The hard work and determination of the APPG and its members culminated in the adoption of the Modern Slavery Act, which received Royal Assent on 26 March 2015 and entered into force on 31 July 2015. The APPG played a signifcant role in shaping the provisions of the Act which, along with the legislation adopted by the devolved administrations in Scotland and Northern Ireland, represents a defining moment in the UK's approach to addressing human trafficking. As the provisions of the Act begin to enter into force, the APPG will work to ensure that their implementation effectively secures the best possible protection for victims of human trafficking.

The APPG has seen numourous other important developments since being established in 2006. In recognition of the need for an approach which extends beyond the confines of our own borders, the APPG has established a pan-European network of parliamentarians with the objective of ensuring that governments throughout the EU do more to tackle human trafficking.

In 2010, a Private Members Bill introduced by the founder of the APPG, Anthony Steen, was passed to create Anti-Slavery Day in the UK on 18 October. This Day coincides with the EU Anti-Trafficking Day and serves as an opportunity to raise awareness and focus attention upon the work which must be done to eradicate modern slavery.  

In 2014, the UK Government published its Modern Slavery Strategy. The Strategy details the measures to be taken by various Governmental departments and partners in the UK and internationally. At the heart of the Strategy are the 'four Ps': Pursue, Prevent, Protect and Prepare. One area of particular interest within the Strategy is the review of the National Referral Mechanism, the system of identifying and offering support to survivors of modern slavery. 

The Strategy has since been followed by the adoption of the Modern Slavery Act. However, these are merely important first steps.
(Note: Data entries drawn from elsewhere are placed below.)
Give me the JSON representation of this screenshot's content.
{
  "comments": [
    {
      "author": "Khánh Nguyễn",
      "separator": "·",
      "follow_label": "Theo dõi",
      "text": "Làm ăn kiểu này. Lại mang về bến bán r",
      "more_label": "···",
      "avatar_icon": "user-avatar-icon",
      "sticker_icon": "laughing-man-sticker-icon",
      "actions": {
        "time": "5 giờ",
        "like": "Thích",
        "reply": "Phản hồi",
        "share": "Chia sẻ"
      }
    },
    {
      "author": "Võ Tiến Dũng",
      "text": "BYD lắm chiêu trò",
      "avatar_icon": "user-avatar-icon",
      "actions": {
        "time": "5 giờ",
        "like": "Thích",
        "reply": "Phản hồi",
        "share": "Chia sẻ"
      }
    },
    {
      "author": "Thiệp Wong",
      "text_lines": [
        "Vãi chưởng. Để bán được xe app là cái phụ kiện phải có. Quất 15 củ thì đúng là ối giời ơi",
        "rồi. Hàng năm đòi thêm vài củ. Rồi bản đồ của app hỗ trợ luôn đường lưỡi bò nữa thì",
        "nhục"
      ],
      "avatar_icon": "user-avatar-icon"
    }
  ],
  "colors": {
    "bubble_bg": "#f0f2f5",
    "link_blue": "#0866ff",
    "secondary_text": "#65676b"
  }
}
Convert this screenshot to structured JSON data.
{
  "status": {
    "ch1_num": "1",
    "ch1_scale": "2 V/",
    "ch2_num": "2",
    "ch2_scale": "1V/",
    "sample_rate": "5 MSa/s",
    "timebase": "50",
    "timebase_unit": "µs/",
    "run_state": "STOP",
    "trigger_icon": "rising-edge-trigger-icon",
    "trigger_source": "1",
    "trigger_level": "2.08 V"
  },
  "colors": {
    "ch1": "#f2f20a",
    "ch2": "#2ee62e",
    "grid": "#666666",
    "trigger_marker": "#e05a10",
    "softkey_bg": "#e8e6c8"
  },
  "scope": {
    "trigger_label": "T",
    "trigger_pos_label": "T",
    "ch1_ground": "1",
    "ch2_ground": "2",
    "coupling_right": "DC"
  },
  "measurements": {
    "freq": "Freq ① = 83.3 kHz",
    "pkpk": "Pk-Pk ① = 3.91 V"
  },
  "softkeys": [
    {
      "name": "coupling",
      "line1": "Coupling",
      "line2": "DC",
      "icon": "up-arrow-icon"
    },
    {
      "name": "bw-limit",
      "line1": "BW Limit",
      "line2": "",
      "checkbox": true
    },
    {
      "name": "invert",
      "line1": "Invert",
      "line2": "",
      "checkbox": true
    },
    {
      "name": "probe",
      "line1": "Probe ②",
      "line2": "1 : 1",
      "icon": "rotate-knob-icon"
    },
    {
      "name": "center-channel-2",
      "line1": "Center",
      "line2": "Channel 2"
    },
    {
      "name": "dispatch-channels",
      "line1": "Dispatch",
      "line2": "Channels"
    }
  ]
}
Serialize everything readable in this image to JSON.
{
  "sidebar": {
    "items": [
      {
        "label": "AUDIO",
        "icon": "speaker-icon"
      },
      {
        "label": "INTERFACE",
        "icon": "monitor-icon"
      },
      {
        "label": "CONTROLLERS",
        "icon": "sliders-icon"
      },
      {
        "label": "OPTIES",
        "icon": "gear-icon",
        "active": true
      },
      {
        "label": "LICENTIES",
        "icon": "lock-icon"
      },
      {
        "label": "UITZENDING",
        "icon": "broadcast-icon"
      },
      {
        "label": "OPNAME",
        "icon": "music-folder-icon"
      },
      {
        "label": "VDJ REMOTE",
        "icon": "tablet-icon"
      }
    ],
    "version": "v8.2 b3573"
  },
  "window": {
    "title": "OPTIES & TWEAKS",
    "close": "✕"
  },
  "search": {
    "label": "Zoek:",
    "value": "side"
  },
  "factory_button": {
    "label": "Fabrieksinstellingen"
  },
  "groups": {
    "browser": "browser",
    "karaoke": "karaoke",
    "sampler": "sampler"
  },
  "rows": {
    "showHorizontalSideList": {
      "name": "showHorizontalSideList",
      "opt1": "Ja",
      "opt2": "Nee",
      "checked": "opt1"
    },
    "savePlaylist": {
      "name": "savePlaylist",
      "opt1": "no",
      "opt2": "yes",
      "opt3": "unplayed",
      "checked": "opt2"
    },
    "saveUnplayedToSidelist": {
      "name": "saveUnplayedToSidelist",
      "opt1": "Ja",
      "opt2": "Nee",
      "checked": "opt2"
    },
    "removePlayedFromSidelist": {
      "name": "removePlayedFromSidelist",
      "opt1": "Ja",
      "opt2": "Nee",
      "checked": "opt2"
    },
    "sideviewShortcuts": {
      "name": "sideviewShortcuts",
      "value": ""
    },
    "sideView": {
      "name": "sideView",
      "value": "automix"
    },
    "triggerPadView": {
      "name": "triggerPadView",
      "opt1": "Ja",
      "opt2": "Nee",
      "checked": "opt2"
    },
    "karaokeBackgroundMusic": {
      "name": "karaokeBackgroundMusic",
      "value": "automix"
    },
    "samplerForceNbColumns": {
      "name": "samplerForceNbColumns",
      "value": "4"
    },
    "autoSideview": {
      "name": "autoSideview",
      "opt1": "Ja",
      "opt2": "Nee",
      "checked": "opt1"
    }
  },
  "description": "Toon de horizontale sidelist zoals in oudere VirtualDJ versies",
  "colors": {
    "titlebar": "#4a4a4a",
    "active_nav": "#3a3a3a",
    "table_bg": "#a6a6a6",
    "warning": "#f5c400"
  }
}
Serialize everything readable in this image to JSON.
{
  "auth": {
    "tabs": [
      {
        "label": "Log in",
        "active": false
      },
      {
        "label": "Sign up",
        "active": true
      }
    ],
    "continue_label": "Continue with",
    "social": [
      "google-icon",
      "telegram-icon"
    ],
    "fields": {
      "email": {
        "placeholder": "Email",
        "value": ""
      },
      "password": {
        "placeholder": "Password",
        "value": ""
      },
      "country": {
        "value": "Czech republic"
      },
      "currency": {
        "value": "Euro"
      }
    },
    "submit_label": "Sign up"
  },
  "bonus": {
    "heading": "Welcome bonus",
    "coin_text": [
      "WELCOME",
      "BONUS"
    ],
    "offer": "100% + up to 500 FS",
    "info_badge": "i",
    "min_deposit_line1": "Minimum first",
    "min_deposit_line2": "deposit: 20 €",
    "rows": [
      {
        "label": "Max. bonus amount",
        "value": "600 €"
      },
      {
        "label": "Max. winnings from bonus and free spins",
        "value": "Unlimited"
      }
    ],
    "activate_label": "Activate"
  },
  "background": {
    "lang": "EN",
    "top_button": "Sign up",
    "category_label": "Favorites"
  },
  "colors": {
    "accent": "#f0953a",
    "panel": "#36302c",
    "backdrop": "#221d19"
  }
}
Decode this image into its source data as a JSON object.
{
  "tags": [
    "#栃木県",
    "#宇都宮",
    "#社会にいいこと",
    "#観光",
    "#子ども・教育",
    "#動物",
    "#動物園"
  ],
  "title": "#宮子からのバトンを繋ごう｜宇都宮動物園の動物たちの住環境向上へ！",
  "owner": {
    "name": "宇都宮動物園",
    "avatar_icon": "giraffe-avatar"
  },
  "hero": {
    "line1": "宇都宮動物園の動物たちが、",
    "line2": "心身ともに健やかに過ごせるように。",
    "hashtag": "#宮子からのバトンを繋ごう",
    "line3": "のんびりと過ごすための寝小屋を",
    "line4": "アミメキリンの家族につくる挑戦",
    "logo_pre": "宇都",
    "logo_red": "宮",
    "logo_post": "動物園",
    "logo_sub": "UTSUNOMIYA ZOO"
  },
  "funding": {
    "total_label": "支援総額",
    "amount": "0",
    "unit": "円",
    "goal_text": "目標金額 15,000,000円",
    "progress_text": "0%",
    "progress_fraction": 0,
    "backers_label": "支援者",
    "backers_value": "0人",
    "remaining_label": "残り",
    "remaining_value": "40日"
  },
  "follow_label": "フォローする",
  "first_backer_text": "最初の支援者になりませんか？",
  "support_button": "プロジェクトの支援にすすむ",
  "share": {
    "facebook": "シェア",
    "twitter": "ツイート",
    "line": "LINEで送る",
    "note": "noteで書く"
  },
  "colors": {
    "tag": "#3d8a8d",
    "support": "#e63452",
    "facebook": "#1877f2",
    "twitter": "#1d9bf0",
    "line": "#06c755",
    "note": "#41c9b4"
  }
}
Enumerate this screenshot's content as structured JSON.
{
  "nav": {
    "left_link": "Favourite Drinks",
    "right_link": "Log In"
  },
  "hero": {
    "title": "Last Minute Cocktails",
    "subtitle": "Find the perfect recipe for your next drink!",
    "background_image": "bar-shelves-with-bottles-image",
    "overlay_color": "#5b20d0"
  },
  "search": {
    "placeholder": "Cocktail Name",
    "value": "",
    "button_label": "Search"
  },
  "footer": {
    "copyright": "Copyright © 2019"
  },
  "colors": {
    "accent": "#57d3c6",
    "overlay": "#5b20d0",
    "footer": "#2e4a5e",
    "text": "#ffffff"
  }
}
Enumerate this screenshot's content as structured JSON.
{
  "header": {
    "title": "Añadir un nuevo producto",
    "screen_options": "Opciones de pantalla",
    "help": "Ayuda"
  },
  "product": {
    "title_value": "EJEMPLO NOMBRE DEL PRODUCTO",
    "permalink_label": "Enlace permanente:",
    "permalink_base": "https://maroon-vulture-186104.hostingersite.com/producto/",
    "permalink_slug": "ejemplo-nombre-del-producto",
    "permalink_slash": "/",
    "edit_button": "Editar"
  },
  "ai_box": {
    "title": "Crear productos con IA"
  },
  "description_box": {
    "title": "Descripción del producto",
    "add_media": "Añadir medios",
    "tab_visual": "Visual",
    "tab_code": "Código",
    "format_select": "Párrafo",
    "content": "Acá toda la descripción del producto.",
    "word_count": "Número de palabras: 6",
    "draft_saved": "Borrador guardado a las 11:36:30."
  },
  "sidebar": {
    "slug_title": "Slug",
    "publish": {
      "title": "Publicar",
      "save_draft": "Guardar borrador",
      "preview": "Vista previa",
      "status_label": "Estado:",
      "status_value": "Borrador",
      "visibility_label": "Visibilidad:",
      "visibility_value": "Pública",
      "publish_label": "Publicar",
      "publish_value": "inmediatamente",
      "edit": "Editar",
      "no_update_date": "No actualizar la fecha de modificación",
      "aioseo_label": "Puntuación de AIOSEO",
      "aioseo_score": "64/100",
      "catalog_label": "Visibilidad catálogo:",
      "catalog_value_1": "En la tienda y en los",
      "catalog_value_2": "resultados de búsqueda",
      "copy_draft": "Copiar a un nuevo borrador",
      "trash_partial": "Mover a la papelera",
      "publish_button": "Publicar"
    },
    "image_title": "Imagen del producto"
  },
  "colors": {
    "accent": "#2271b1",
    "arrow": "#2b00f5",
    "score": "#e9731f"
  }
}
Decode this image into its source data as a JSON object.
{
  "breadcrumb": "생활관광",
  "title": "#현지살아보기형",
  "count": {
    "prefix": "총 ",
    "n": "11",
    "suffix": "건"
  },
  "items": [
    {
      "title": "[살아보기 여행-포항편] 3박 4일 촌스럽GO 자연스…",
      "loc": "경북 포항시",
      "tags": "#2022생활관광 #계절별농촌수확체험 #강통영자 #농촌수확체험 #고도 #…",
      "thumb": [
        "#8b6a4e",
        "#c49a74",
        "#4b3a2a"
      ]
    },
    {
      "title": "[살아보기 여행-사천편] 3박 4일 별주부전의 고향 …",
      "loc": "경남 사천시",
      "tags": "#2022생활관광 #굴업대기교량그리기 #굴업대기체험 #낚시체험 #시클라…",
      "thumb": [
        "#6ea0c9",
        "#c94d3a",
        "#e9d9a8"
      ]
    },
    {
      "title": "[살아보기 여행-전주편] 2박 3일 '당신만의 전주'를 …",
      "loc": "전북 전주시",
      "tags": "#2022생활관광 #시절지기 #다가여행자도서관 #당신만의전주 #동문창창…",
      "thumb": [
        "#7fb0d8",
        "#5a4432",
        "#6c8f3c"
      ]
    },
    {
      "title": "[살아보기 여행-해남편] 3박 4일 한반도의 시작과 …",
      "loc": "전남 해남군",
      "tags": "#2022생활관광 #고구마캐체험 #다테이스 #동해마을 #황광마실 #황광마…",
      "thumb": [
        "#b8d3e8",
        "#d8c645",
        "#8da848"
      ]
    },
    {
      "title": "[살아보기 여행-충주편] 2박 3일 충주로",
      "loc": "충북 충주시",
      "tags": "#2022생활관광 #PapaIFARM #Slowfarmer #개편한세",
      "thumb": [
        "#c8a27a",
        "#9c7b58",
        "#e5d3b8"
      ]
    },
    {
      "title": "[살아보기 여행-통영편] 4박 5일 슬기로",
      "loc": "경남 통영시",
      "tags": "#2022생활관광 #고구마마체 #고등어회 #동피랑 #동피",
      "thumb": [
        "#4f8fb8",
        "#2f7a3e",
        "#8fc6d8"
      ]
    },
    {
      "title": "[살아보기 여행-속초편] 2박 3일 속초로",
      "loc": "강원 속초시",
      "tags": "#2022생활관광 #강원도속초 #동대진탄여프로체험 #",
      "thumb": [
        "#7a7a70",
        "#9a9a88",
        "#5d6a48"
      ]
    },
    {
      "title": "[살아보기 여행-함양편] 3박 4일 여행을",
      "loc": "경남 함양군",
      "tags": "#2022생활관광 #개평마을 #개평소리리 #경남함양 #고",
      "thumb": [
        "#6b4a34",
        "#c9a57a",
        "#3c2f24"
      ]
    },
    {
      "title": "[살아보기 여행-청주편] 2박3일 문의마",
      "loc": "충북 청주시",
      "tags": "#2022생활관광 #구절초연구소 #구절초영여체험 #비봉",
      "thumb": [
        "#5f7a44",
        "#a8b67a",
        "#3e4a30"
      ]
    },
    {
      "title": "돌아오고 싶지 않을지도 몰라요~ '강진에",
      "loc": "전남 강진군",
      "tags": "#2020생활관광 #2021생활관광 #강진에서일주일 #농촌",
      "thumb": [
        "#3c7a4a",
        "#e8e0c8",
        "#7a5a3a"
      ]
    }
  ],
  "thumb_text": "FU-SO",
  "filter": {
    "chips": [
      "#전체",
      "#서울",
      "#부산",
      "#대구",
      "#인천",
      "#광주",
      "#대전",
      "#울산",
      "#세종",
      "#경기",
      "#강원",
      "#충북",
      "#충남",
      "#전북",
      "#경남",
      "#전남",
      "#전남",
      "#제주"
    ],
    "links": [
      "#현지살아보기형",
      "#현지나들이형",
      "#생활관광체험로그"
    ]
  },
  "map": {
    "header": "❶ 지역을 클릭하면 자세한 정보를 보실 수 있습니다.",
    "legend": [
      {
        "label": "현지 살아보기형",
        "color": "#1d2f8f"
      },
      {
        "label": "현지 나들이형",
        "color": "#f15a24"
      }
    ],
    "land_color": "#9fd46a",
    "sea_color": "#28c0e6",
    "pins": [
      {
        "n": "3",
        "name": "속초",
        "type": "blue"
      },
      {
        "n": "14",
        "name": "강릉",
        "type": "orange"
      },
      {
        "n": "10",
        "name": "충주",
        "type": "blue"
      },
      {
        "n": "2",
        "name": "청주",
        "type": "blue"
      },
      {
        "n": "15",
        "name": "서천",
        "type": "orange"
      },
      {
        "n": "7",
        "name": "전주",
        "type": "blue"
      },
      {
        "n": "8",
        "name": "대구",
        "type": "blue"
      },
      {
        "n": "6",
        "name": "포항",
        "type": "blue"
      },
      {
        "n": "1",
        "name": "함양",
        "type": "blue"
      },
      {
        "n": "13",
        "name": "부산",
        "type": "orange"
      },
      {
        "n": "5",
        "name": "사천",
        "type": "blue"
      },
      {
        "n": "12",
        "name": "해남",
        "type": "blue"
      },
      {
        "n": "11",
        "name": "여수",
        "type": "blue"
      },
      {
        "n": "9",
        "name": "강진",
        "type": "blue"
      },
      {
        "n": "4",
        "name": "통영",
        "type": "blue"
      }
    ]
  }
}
The APPG must now work to ensure that they are implemented effectively.

 

"Our lives begin to end the day we become silent about things that matter."

Martin-Luther King Jnr